The Federal Rules of Evidence do not apply during sentencing, meaning:
- Hearsay may be considered;
- “Expert” testimony may be considered with limited qualification;
- The Government may lead witnesses;
- Witness may be allowed to speculate freely; and
- Much of what may not be admissible at trial, may be part of the sentencing hearing.
The “Exclusionary rule” does not apply, so the court can consider evidence that was illegally obtained by the Government.
The judge is not bound by believing evidence Beyond a Reasonable Doubt or even Clear and Convincing Evidence. The judge may determine accusations are true based on a Preponderance of Evidence (the Government convinces the judge that there is a greater than 50% chance that the claim is true). In the Fifth Circuit, the PSR is given the presumption of reliability.
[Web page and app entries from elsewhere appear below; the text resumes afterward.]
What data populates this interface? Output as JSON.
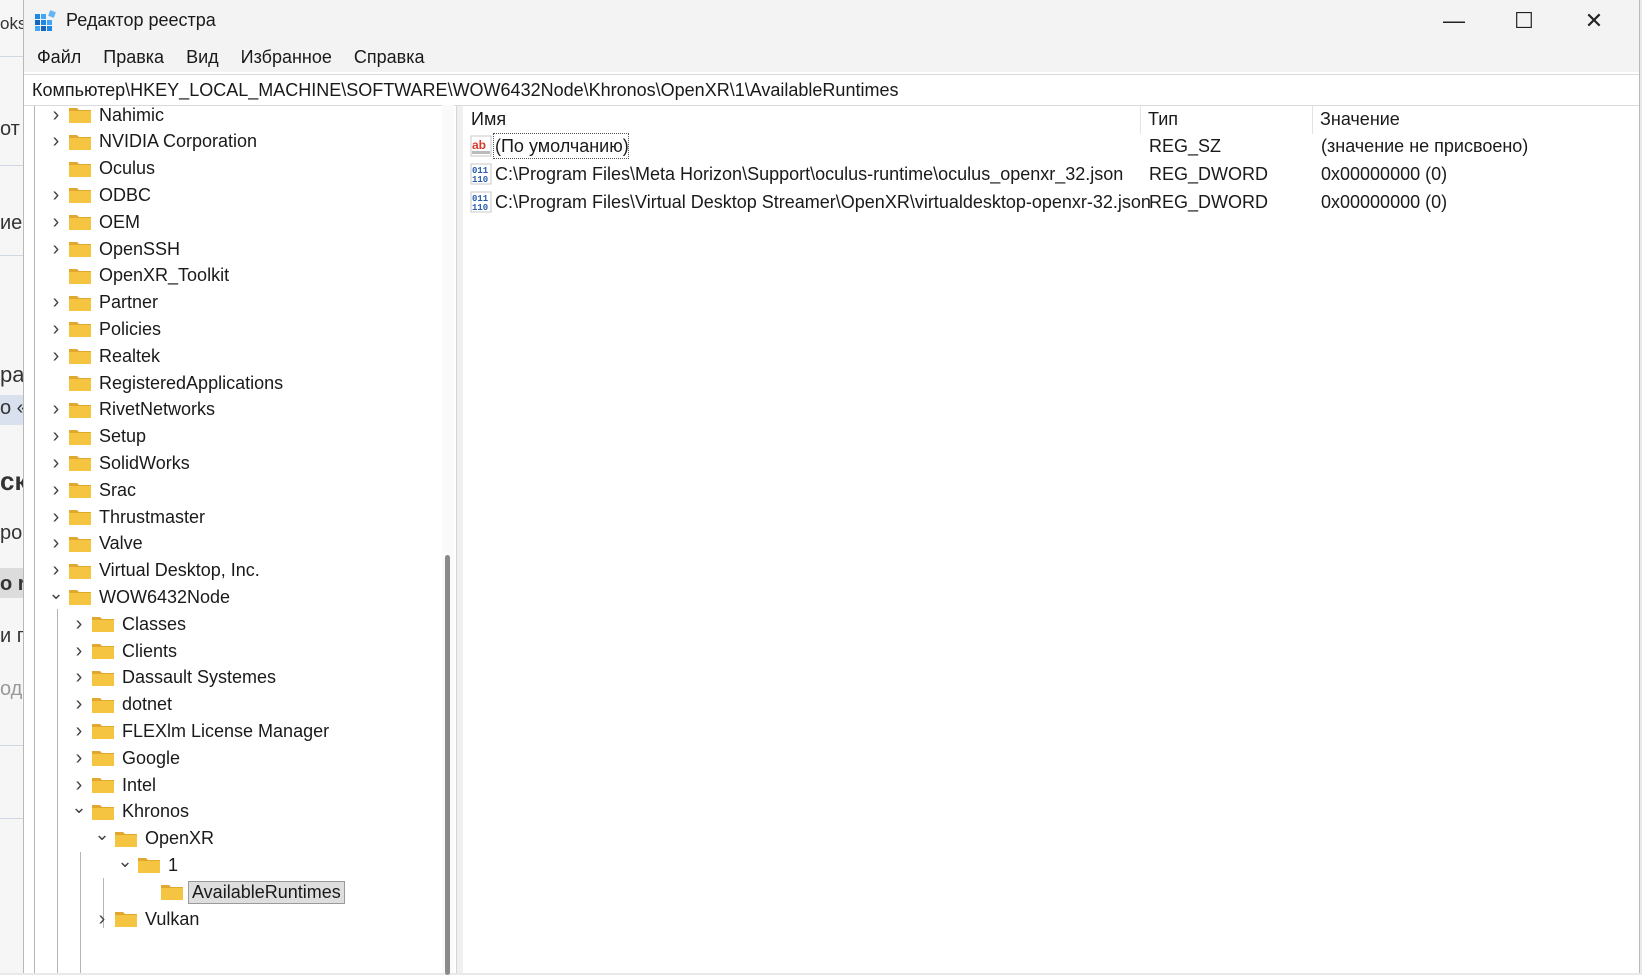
{
  "background_window": {
    "fragments": [
      "oksa",
      "от",
      "ие",
      "ра",
      "о «",
      "ск",
      "рог",
      "o re",
      "и п",
      "оди"
    ]
  },
  "window": {
    "title": "Редактор реестра",
    "controls": {
      "minimize": "—",
      "maximize": "☐",
      "close": "✕"
    }
  },
  "menu": {
    "items": [
      "Файл",
      "Правка",
      "Вид",
      "Избранное",
      "Справка"
    ]
  },
  "address": {
    "path": "Компьютер\\HKEY_LOCAL_MACHINE\\SOFTWARE\\WOW6432Node\\Khronos\\OpenXR\\1\\AvailableRuntimes"
  },
  "tree": {
    "items": [
      {
        "label": "Nahimic",
        "level": 0,
        "chevron": "collapsed"
      },
      {
        "label": "NVIDIA Corporation",
        "level": 0,
        "chevron": "collapsed"
      },
      {
        "label": "Oculus",
        "level": 0,
        "chevron": "none"
      },
      {
        "label": "ODBC",
        "level": 0,
        "chevron": "collapsed"
      },
      {
        "label": "OEM",
        "level": 0,
        "chevron": "collapsed"
      },
      {
        "label": "OpenSSH",
        "level": 0,
        "chevron": "collapsed"
      },
      {
        "label": "OpenXR_Toolkit",
        "level": 0,
        "chevron": "none"
      },
      {
        "label": "Partner",
        "level": 0,
        "chevron": "collapsed"
      },
      {
        "label": "Policies",
        "level": 0,
        "chevron": "collapsed"
      },
      {
        "label": "Realtek",
        "level": 0,
        "chevron": "collapsed"
      },
      {
        "label": "RegisteredApplications",
        "level": 0,
        "chevron": "none"
      },
      {
        "label": "RivetNetworks",
        "level": 0,
        "chevron": "collapsed"
      },
      {
        "label": "Setup",
        "level": 0,
        "chevron": "collapsed"
      },
      {
        "label": "SolidWorks",
        "level": 0,
        "chevron": "collapsed"
      },
      {
        "label": "Srac",
        "level": 0,
        "chevron": "collapsed"
      },
      {
        "label": "Thrustmaster",
        "level": 0,
        "chevron": "collapsed"
      },
      {
        "label": "Valve",
        "level": 0,
        "chevron": "collapsed"
      },
      {
        "label": "Virtual Desktop, Inc.",
        "level": 0,
        "chevron": "collapsed"
      },
      {
        "label": "WOW6432Node",
        "level": 0,
        "chevron": "expanded"
      },
      {
        "label": "Classes",
        "level": 1,
        "chevron": "collapsed"
      },
      {
        "label": "Clients",
        "level": 1,
        "chevron": "collapsed"
      },
      {
        "label": "Dassault Systemes",
        "level": 1,
        "chevron": "collapsed"
      },
      {
        "label": "dotnet",
        "level": 1,
        "chevron": "collapsed"
      },
      {
        "label": "FLEXlm License Manager",
        "level": 1,
        "chevron": "collapsed"
      },
      {
        "label": "Google",
        "level": 1,
        "chevron": "collapsed"
      },
      {
        "label": "Intel",
        "level": 1,
        "chevron": "collapsed"
      },
      {
        "label": "Khronos",
        "level": 1,
        "chevron": "expanded"
      },
      {
        "label": "OpenXR",
        "level": 2,
        "chevron": "expanded"
      },
      {
        "label": "1",
        "level": 3,
        "chevron": "expanded"
      },
      {
        "label": "AvailableRuntimes",
        "level": 4,
        "chevron": "none",
        "selected": true
      },
      {
        "label": "Vulkan",
        "level": 2,
        "chevron": "collapsed"
      }
    ]
  },
  "values": {
    "columns": [
      "Имя",
      "Тип",
      "Значение"
    ],
    "rows": [
      {
        "icon": "string-value-icon",
        "name": "(По умолчанию)",
        "type": "REG_SZ",
        "data": "(значение не присвоено)"
      },
      {
        "icon": "binary-value-icon",
        "name": "C:\\Program Files\\Meta Horizon\\Support\\oculus-runtime\\oculus_openxr_32.json",
        "type": "REG_DWORD",
        "data": "0x00000000 (0)"
      },
      {
        "icon": "binary-value-icon",
        "name": "C:\\Program Files\\Virtual Desktop Streamer\\OpenXR\\virtualdesktop-openxr-32.json",
        "type": "REG_DWORD",
        "data": "0x00000000 (0)"
      }
    ]
  },
  "colors": {
    "folder": "#f5c542",
    "folder_dark": "#e0a82e",
    "string_icon": "#d9392b",
    "binary_icon": "#2a5fb0"
  }
}
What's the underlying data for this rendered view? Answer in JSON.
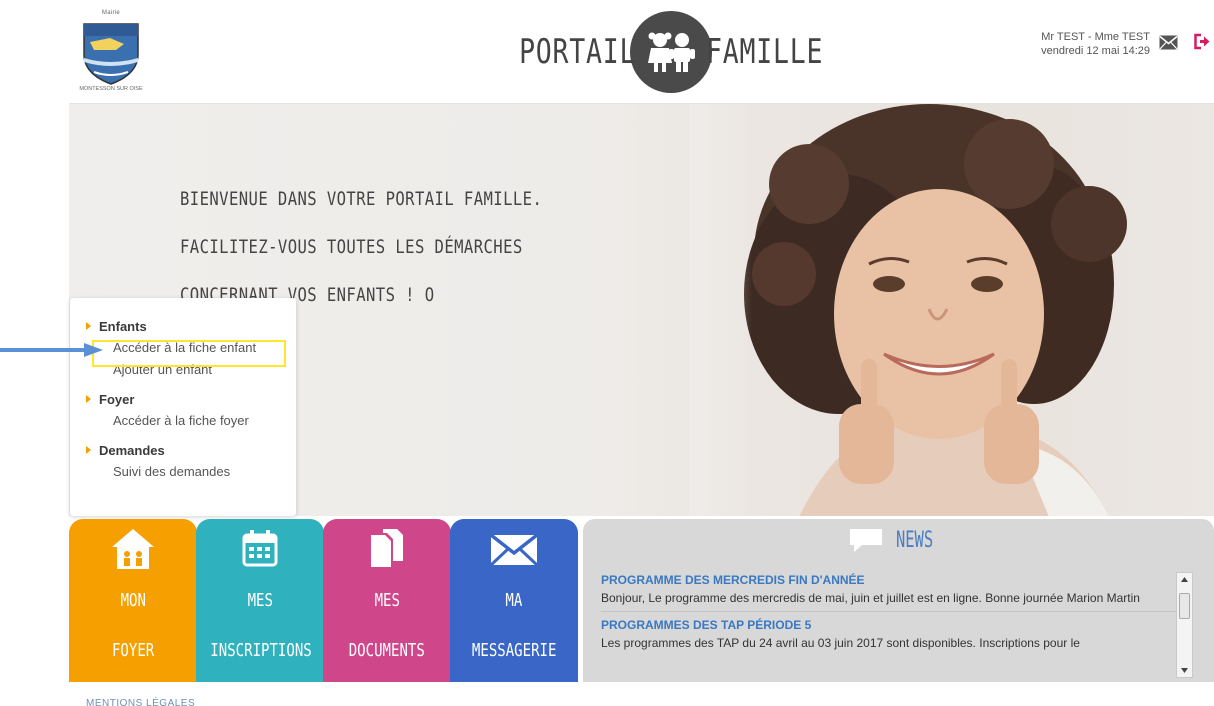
{
  "header": {
    "logo_caption_top": "Mairie",
    "logo_caption_bottom": "MONTESSON SUR OISE",
    "brand_left": "PORTAIL",
    "brand_right": "FAMILLE",
    "user_name": "Mr TEST - Mme TEST",
    "date_time": "vendredi 12 mai 14:29",
    "icons": {
      "mail": "envelope-icon",
      "logout": "logout-icon"
    }
  },
  "hero": {
    "line1": "BIENVENUE DANS VOTRE PORTAIL FAMILLE.",
    "line2": "FACILITEZ-VOUS TOUTES LES DÉMARCHES",
    "line3": "CONCERNANT VOS ENFANTS ! O"
  },
  "menu": {
    "sections": [
      {
        "title": "Enfants",
        "links": [
          "Accéder à la fiche enfant",
          "Ajouter un enfant"
        ]
      },
      {
        "title": "Foyer",
        "links": [
          "Accéder à la fiche foyer"
        ]
      },
      {
        "title": "Demandes",
        "links": [
          "Suivi des demandes"
        ]
      }
    ],
    "highlighted_link": "Accéder à la fiche enfant"
  },
  "tiles": [
    {
      "line1": "MON",
      "line2": "FOYER",
      "icon": "house-icon",
      "color": "#f5a000"
    },
    {
      "line1": "MES",
      "line2": "INSCRIPTIONS",
      "icon": "calendar-icon",
      "color": "#2fb2bd"
    },
    {
      "line1": "MES",
      "line2": "DOCUMENTS",
      "icon": "documents-icon",
      "color": "#d0468a"
    },
    {
      "line1": "MA",
      "line2": "MESSAGERIE",
      "icon": "envelope-icon",
      "color": "#3a67c7"
    }
  ],
  "news": {
    "title": "NEWS",
    "items": [
      {
        "title": "PROGRAMME DES MERCREDIS FIN D'ANNÉE",
        "text": "Bonjour, Le programme des mercredis de mai, juin et juillet est en ligne. Bonne journée Marion Martin"
      },
      {
        "title": "PROGRAMMES DES TAP PÉRIODE 5",
        "text": "Les programmes des TAP du 24 avril au 03 juin 2017 sont disponibles. Inscriptions pour le"
      }
    ]
  },
  "footer": {
    "legal": "MENTIONS LÉGALES"
  },
  "colors": {
    "accent_orange": "#f5a000",
    "news_blue": "#3a78c2",
    "highlight_yellow": "#ffe62e"
  }
}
Which means, unless a defendant can prove otherwise, the judge can just accept the conclusions contained in the PSR.
Departures and Variances
Although the court must properly calculate and consider the Guidelines, the judge is not required to follow the Federal Sentencing Guidelines. The court can consider a defendant’s background, character, and conduct and impose a sentence either greater than or less than the Guideline range calculated in the PSR. This is achieved through a departure or a variance.
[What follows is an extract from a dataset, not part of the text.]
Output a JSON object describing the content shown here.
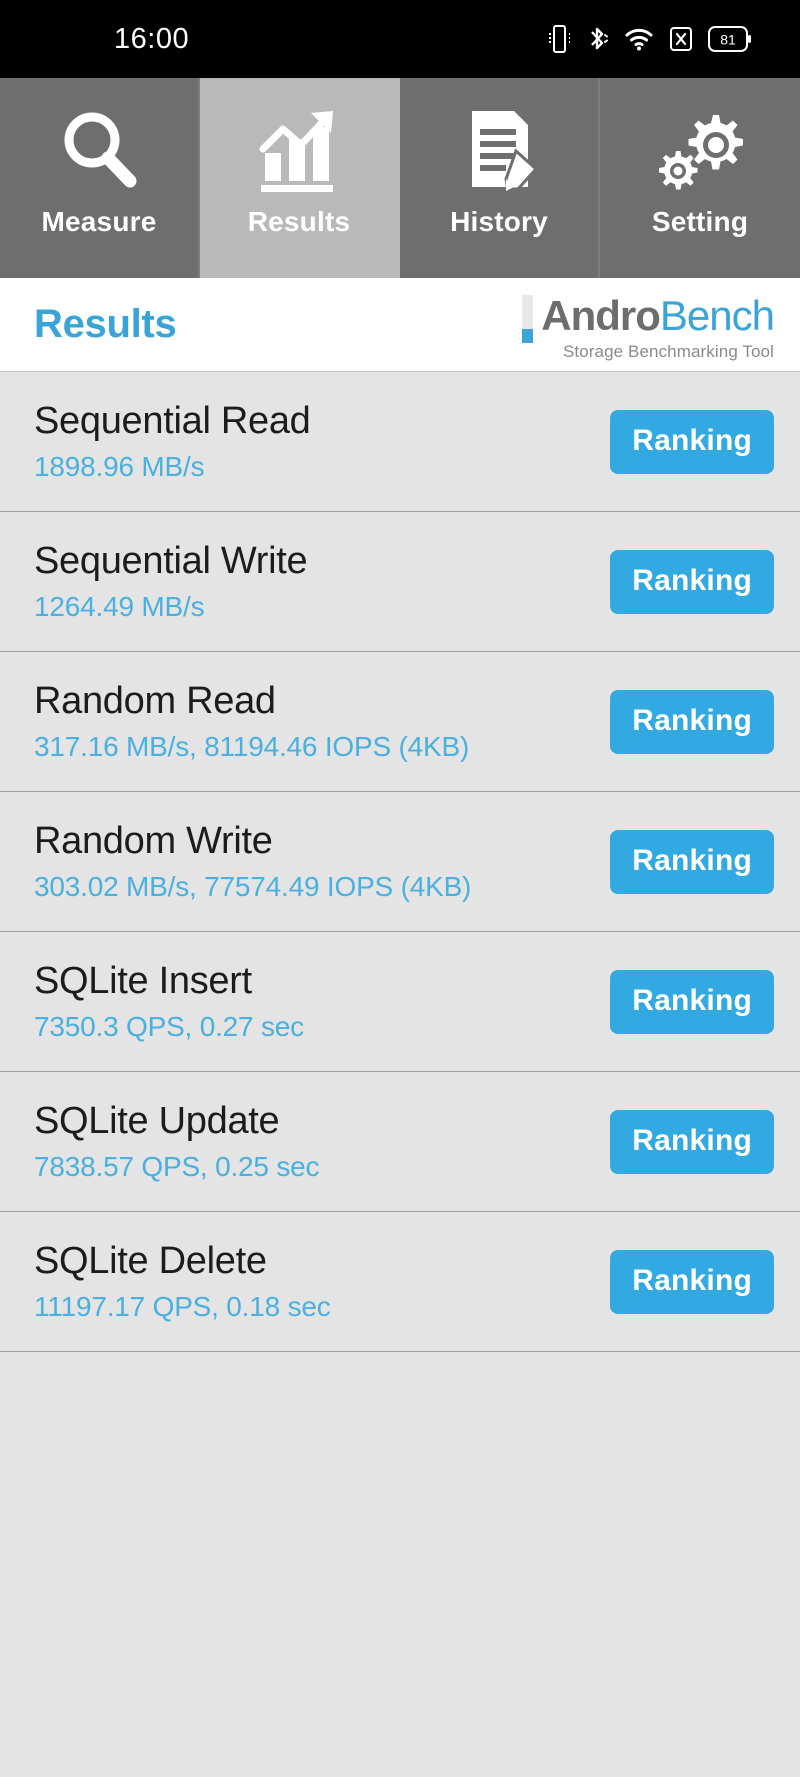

A departure is a sentence outside of the PSR Guideline range based on a specific sentencing guideline or policy written by the U.S. Sentencing Commission. For example, USSG Section 5H1.1 of the Federal Sentencing Guidelines allows for a departure based on old age or on youthfulness.
A variance is a sentence outside of the Sentencing Guidelines based on other factors in the United States Code Chapter 18 Section 3553. For example, a federal court may impose a variance based on the specific circumstances of the defendant’s crime or personal history.
Relevant conduct is a complex idea that is laid out in great detail in the Federal Sentencing Guidelines. The guidelines allow judges to consider the defendant’s actions and omissions in regards to other related crimes or conduct. For example, a defendant may have once been charged with a crime and found “not guilty” or had the charges dismissed. If the judge believes these alleged acts are a part of the same pattern of conduct that led the defendant to their current charge, the judge can take those past charges into consideration when determining the sentence.
The judge can also consider all of the actions the offender performed in preparation for the crime, during the crime, and after the crime to avoid detection. This includes acts that the defendant commanded, caused, or induced from others in relation to their crime. A person may be held responsible for the foreseeable actions of co-defendants or co-conspirators.
Judgment and Sentence
After pronouncing the sentence, the court must complete the “Judgment in a Criminal Case” and the “Statement of Reasons” documents. These reports confirm the sentence that was orally pronounced. The court must also inform the defendant of their right to appeal. From this final judgment, a defendant may appeal.